WHAT THE TASK REQUIRES ::
Copy out all lines of the listing below that hold "screenshot".
┌─ DATA SHOWN
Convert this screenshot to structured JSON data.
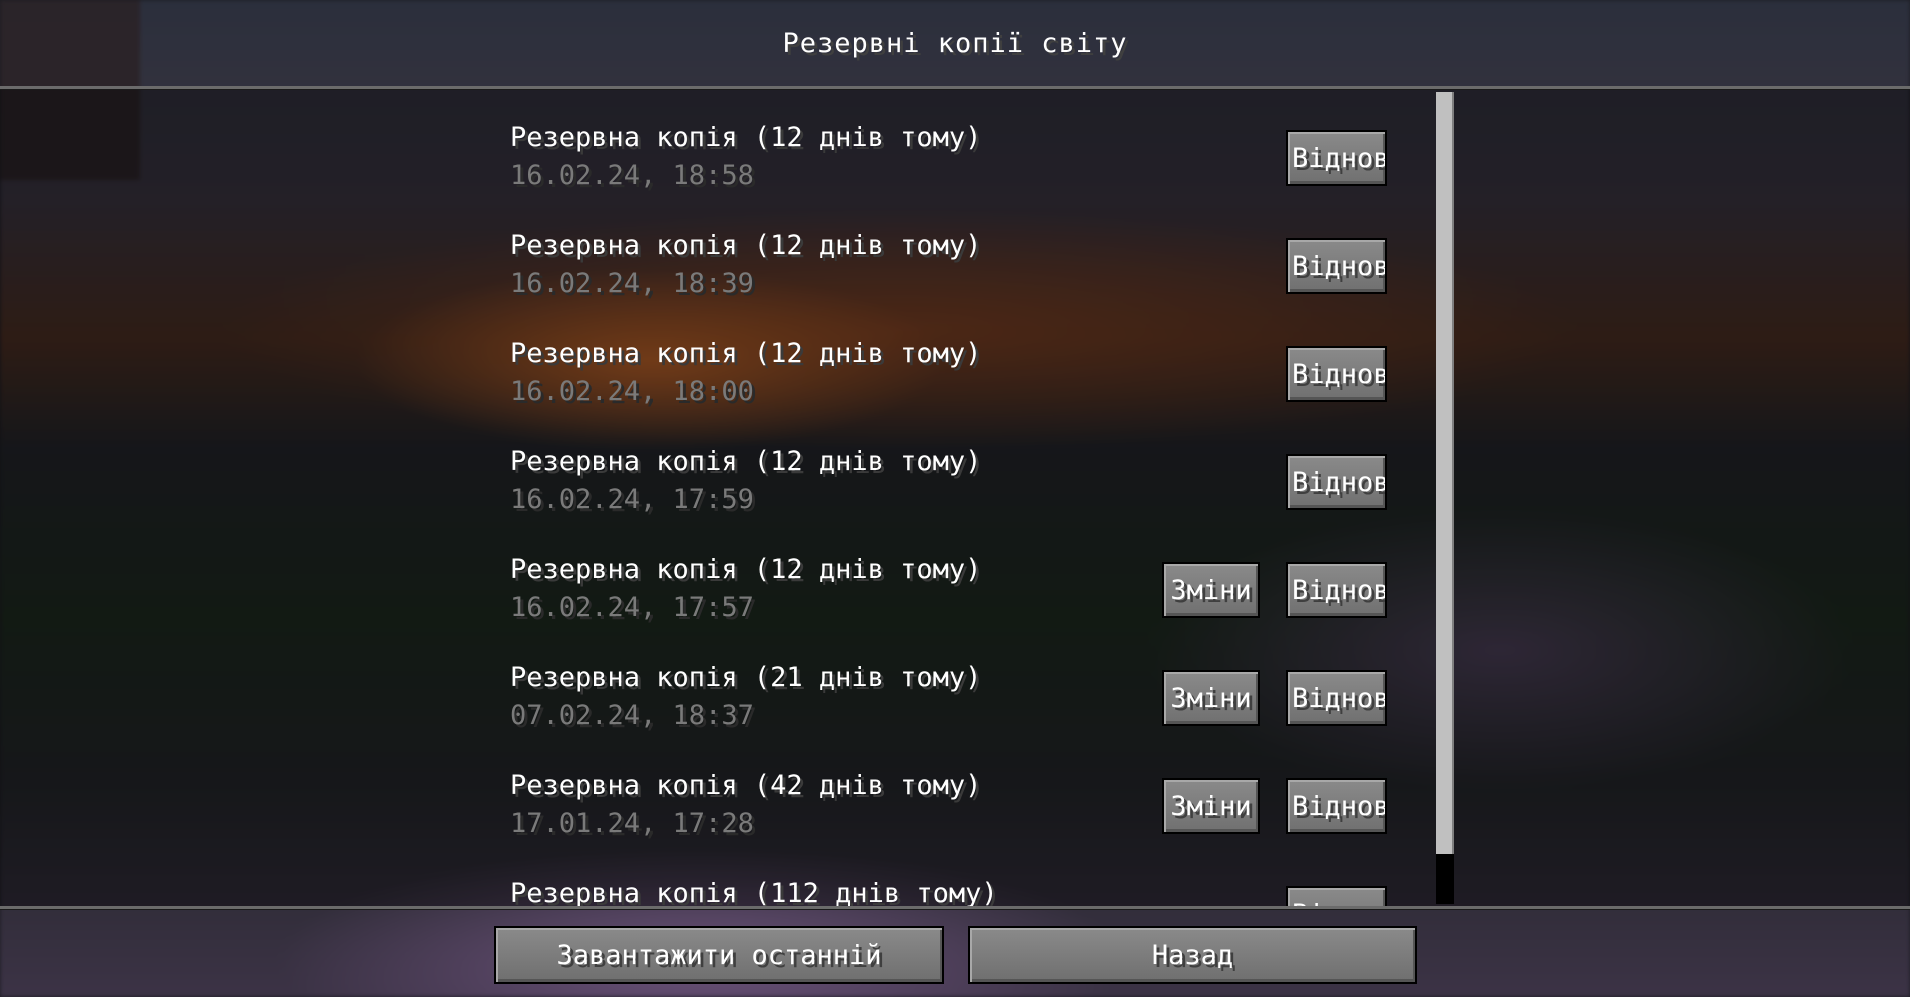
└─
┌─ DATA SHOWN
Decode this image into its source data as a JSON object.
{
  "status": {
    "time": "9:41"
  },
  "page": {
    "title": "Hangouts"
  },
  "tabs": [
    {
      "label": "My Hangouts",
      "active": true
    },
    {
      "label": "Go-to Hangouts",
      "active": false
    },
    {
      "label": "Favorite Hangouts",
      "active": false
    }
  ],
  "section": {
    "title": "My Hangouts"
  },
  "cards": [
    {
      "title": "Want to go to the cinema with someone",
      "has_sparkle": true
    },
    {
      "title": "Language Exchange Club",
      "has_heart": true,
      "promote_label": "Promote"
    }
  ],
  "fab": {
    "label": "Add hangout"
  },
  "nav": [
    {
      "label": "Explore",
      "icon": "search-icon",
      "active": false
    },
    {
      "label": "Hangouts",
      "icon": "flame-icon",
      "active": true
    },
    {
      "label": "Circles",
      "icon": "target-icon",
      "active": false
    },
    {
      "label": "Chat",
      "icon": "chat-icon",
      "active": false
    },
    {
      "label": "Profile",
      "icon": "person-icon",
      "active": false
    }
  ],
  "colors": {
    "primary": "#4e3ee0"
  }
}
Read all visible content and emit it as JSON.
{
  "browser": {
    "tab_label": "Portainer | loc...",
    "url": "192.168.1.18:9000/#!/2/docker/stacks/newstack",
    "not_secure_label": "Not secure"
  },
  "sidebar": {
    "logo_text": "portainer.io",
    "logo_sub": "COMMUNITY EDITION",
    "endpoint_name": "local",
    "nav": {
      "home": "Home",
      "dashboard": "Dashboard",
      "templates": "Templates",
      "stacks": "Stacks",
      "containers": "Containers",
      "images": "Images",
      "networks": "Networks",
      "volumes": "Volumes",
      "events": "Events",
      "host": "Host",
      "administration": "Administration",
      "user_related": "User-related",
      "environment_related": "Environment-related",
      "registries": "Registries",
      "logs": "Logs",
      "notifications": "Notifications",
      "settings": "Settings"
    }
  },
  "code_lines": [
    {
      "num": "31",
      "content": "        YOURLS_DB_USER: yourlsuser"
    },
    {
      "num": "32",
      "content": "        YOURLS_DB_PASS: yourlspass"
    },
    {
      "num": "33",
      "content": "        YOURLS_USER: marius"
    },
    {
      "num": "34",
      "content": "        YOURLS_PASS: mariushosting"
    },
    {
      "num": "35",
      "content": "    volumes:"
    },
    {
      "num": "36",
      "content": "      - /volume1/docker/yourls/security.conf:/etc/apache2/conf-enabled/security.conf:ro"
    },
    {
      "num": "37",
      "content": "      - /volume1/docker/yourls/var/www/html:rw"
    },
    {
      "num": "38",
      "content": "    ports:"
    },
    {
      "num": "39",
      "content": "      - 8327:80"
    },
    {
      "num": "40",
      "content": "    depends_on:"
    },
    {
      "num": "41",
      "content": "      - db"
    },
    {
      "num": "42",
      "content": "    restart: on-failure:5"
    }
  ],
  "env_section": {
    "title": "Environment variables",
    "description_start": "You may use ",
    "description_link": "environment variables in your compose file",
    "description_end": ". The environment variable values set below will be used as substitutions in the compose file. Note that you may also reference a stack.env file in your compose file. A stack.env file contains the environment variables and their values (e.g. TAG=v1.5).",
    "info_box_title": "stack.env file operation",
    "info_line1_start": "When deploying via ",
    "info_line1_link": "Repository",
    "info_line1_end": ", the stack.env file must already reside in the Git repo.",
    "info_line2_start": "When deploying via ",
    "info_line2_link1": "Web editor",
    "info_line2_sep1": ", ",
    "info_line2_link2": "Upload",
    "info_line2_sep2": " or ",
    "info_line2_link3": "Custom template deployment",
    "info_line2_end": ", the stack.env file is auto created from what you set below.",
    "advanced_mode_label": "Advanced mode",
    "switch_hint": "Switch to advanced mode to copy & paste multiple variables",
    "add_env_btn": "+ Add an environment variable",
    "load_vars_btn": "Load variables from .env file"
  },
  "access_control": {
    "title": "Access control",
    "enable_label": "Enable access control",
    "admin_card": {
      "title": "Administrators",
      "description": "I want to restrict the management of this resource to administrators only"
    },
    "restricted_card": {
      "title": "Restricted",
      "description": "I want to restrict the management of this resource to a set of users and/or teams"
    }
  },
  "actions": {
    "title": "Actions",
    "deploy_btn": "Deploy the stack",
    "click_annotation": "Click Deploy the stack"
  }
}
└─
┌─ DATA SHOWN
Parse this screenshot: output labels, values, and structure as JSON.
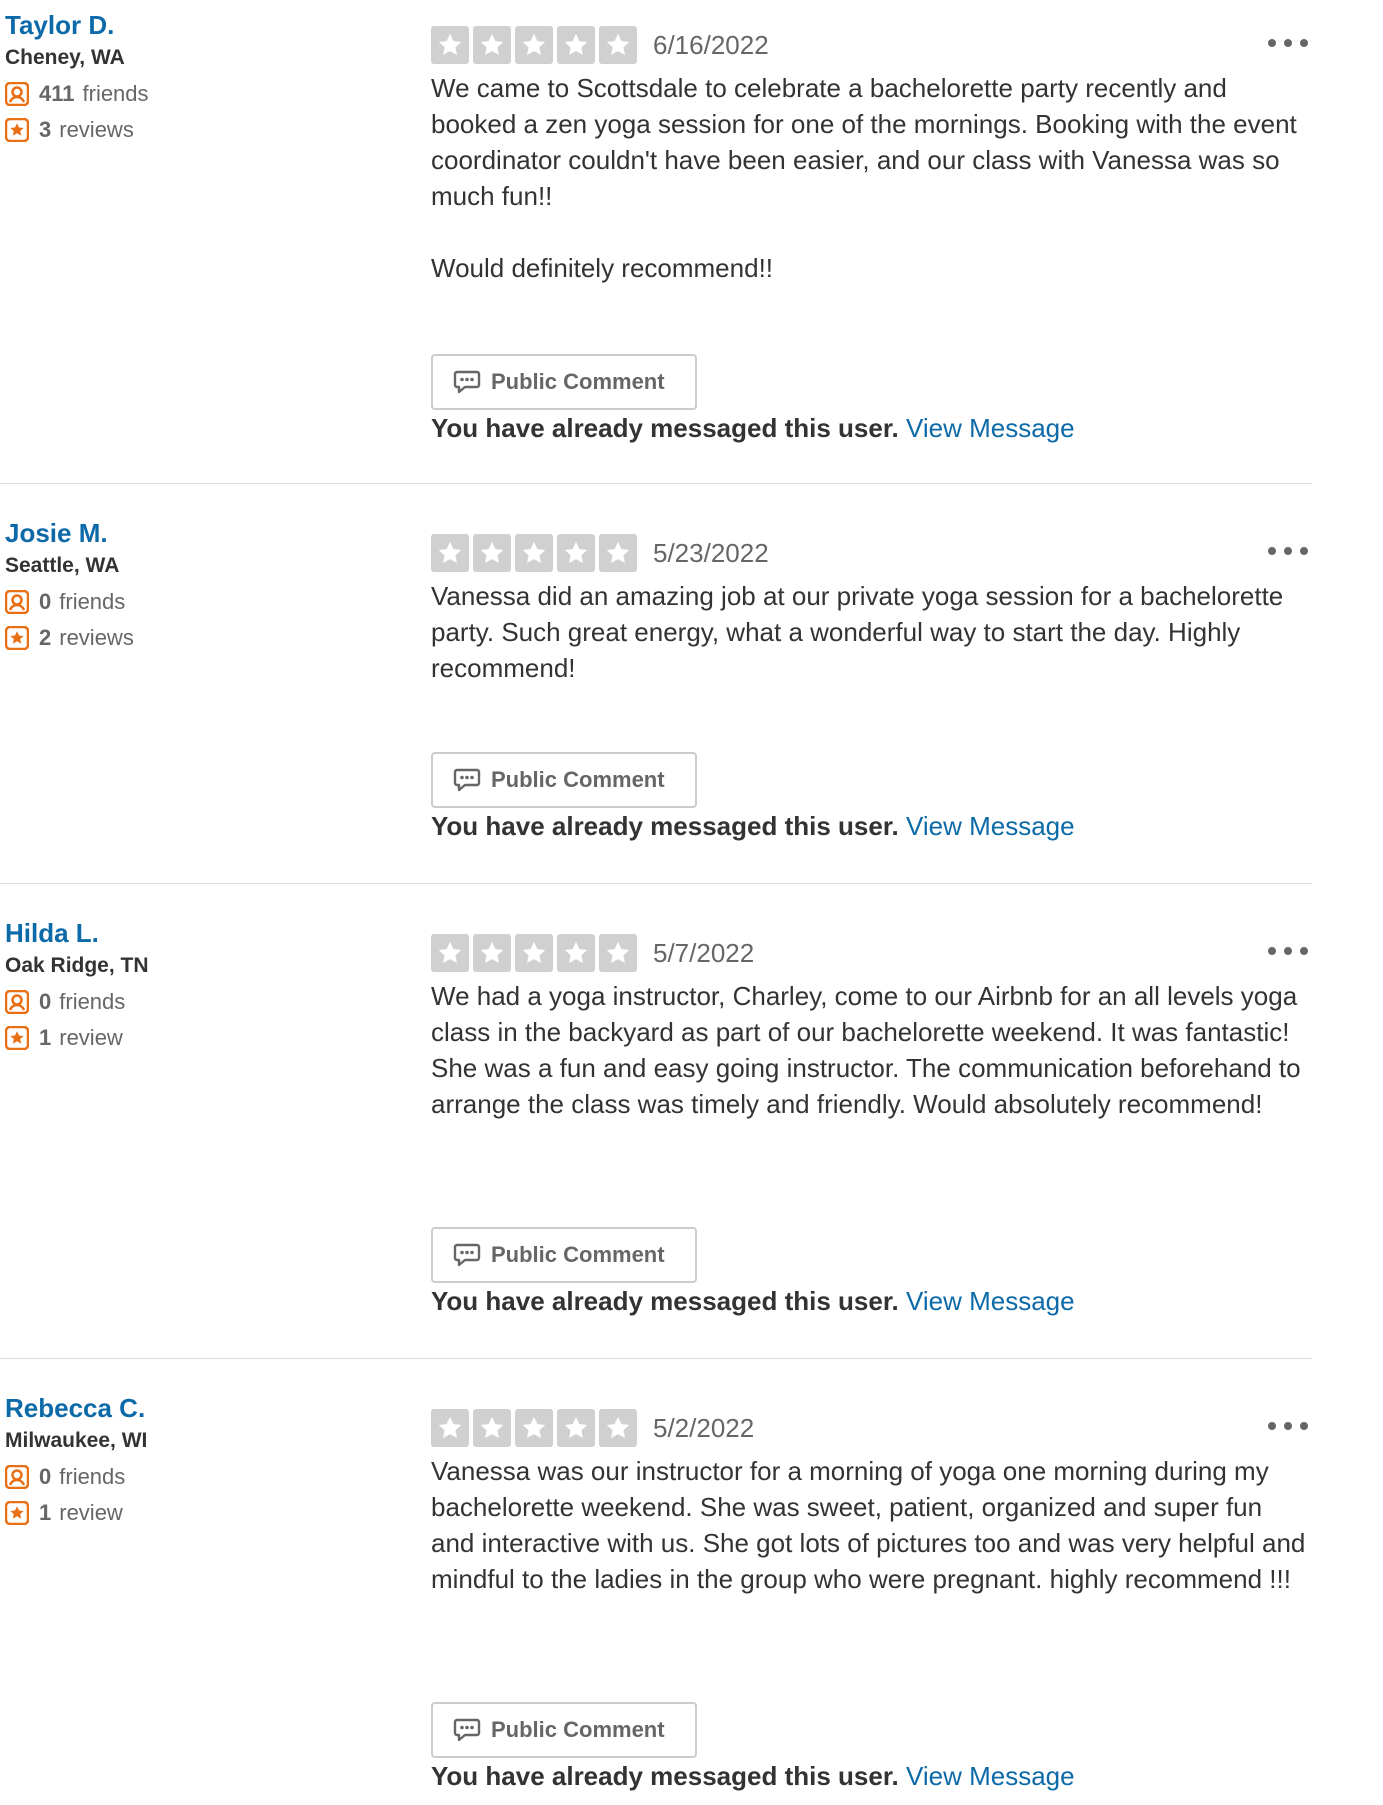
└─
OUTPUT OF THE EXERCISE ::
Convert this screenshot to structured JSON data.
Parse this screenshot: output labels, values, and structure as JSON.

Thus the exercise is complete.